Segment Start: STUDY MATERIAL

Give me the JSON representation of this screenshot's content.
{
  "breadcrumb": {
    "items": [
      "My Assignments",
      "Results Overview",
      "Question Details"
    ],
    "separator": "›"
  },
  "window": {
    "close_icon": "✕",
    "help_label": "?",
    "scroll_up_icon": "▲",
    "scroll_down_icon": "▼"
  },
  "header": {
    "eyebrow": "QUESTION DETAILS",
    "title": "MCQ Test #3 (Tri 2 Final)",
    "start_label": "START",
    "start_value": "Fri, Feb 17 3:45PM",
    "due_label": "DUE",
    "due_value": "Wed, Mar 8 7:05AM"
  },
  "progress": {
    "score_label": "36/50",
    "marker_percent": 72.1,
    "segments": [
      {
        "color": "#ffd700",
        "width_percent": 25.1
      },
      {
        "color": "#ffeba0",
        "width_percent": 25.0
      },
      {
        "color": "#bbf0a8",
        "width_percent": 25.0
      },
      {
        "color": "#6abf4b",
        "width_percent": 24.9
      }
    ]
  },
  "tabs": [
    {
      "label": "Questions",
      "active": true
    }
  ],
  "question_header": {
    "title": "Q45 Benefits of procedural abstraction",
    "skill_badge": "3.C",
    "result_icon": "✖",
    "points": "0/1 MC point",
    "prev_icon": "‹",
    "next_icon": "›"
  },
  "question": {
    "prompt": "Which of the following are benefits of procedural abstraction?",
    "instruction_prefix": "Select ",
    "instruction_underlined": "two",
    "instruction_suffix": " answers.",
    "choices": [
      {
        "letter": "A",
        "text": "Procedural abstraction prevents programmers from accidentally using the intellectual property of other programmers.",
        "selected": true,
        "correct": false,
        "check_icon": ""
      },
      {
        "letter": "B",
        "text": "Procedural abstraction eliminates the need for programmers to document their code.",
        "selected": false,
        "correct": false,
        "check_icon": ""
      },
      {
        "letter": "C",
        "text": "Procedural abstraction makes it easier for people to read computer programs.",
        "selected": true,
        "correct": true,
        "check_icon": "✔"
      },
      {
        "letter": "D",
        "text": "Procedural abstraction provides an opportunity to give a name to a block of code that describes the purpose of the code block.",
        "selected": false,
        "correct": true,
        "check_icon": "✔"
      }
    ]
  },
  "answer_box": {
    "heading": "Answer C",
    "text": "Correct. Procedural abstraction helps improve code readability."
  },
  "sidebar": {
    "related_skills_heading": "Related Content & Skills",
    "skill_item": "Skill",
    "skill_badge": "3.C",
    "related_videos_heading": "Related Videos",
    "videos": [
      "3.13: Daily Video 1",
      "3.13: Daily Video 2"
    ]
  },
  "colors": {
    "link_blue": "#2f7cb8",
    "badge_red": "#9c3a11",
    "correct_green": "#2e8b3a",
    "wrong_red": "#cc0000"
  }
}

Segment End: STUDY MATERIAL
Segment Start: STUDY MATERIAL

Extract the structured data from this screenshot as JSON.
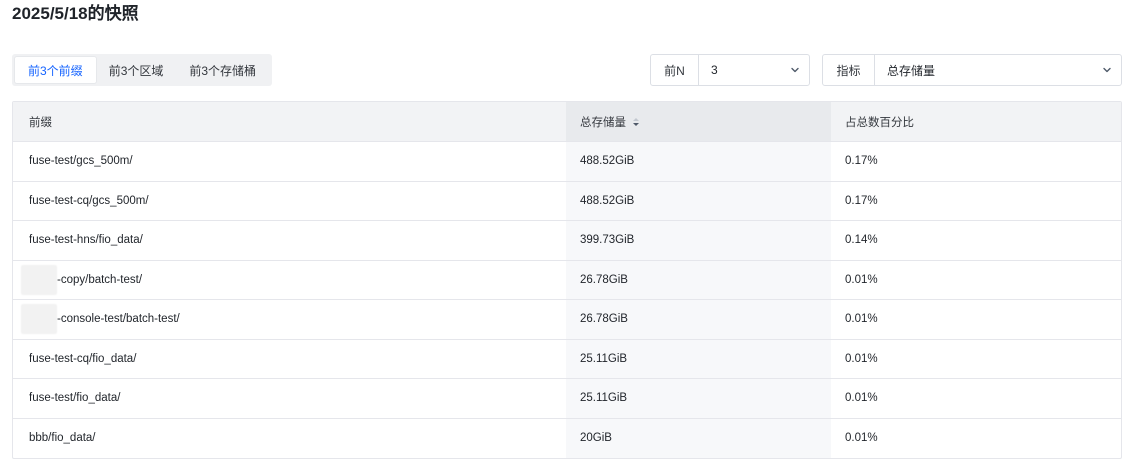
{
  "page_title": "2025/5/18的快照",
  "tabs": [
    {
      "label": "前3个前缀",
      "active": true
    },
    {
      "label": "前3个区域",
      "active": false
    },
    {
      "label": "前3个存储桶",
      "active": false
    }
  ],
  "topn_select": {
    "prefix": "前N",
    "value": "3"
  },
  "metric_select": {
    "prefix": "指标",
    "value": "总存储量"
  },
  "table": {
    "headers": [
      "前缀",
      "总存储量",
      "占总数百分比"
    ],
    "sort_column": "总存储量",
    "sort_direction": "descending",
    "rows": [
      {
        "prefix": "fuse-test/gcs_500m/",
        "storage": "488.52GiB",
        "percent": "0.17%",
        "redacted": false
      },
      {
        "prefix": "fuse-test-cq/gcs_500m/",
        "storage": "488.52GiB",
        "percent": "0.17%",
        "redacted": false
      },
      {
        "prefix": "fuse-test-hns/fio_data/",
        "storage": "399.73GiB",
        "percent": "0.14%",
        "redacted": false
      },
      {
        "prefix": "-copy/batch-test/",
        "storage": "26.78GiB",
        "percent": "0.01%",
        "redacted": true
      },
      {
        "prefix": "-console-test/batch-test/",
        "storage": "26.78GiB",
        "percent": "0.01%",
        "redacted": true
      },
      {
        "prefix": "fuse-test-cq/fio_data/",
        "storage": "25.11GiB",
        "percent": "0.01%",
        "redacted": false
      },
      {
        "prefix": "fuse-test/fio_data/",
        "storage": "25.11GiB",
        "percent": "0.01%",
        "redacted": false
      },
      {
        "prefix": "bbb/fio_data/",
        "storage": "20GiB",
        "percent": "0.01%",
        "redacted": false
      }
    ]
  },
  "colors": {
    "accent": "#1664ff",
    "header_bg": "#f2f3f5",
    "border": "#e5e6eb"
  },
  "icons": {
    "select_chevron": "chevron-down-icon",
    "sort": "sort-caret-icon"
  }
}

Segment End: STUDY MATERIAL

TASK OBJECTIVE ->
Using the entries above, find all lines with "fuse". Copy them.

COMPLETED EXERCISE ->
        "prefix": "fuse-test/gcs_500m/",
        "prefix": "fuse-test-cq/gcs_500m/",
        "prefix": "fuse-test-hns/fio_data/",
        "prefix": "fuse-test-cq/fio_data/",
        "prefix": "fuse-test/fio_data/",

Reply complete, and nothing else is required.